[Source data]
···

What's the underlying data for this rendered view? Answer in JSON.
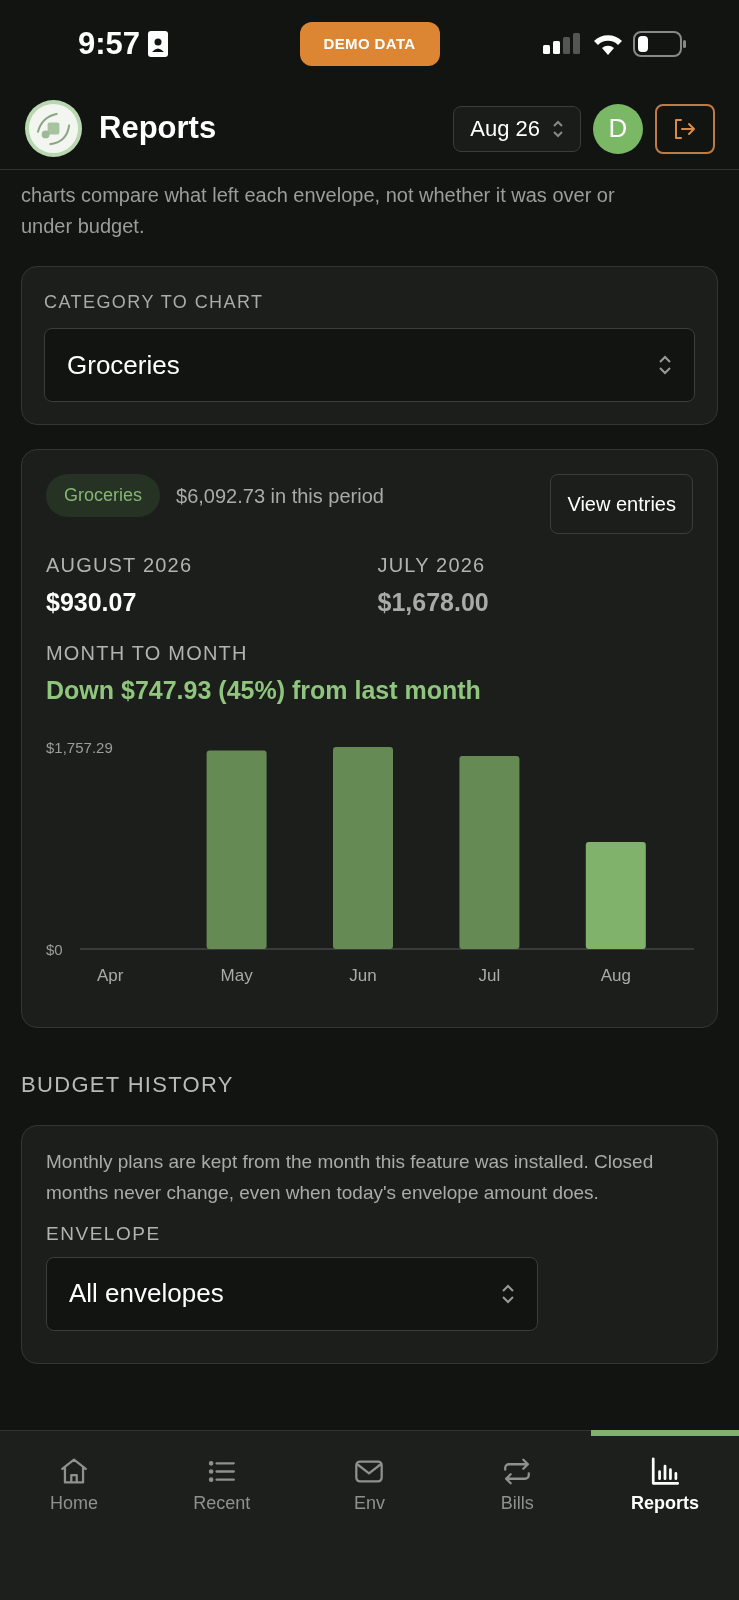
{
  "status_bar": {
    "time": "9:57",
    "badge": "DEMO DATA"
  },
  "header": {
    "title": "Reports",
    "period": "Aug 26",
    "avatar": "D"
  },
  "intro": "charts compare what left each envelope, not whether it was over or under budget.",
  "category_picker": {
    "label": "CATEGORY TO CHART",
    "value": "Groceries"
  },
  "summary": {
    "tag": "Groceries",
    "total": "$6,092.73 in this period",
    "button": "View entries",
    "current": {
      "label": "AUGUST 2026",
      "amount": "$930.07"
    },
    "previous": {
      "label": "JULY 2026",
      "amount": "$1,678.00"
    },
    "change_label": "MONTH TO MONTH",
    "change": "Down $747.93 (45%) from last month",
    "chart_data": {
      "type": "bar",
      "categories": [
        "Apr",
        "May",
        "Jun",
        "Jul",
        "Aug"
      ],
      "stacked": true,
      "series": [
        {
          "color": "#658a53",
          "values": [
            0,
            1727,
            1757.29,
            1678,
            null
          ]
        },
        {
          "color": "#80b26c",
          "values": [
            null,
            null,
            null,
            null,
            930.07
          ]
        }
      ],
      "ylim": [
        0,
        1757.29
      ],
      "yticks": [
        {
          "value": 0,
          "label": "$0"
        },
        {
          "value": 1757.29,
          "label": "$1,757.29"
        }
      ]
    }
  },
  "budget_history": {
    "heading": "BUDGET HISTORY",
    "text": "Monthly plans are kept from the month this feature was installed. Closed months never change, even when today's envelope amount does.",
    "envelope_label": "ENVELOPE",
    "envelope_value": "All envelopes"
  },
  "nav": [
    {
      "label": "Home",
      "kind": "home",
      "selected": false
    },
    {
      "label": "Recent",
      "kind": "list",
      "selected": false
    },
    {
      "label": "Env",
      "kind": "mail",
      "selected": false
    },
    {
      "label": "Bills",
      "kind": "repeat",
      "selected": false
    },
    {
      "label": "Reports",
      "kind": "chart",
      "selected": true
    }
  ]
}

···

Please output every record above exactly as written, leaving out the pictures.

**RESULT OF THE TASK**.
What's the underlying data for this rendered view? Answer in JSON.
{
  "status_bar": {
    "time": "9:57",
    "badge": "DEMO DATA"
  },
  "header": {
    "title": "Reports",
    "period": "Aug 26",
    "avatar": "D"
  },
  "intro": "charts compare what left each envelope, not whether it was over or under budget.",
  "category_picker": {
    "label": "CATEGORY TO CHART",
    "value": "Groceries"
  },
  "summary": {
    "tag": "Groceries",
    "total": "$6,092.73 in this period",
    "button": "View entries",
    "current": {
      "label": "AUGUST 2026",
      "amount": "$930.07"
    },
    "previous": {
      "label": "JULY 2026",
      "amount": "$1,678.00"
    },
    "change_label": "MONTH TO MONTH",
    "change": "Down $747.93 (45%) from last month",
    "chart_data": {
      "type": "bar",
      "categories": [
        "Apr",
        "May",
        "Jun",
        "Jul",
        "Aug"
      ],
      "stacked": true,
      "series": [
        {
          "color": "#658a53",
          "values": [
            0,
            1727,
            1757.29,
            1678,
            null
          ]
        },
        {
          "color": "#80b26c",
          "values": [
            null,
            null,
            null,
            null,
            930.07
          ]
        }
      ],
      "ylim": [
        0,
        1757.29
      ],
      "yticks": [
        {
          "value": 0,
          "label": "$0"
        },
        {
          "value": 1757.29,
          "label": "$1,757.29"
        }
      ]
    }
  },
  "budget_history": {
    "heading": "BUDGET HISTORY",
    "text": "Monthly plans are kept from the month this feature was installed. Closed months never change, even when today's envelope amount does.",
    "envelope_label": "ENVELOPE",
    "envelope_value": "All envelopes"
  },
  "nav": [
    {
      "label": "Home",
      "kind": "home",
      "selected": false
    },
    {
      "label": "Recent",
      "kind": "list",
      "selected": false
    },
    {
      "label": "Env",
      "kind": "mail",
      "selected": false
    },
    {
      "label": "Bills",
      "kind": "repeat",
      "selected": false
    },
    {
      "label": "Reports",
      "kind": "chart",
      "selected": true
    }
  ]
}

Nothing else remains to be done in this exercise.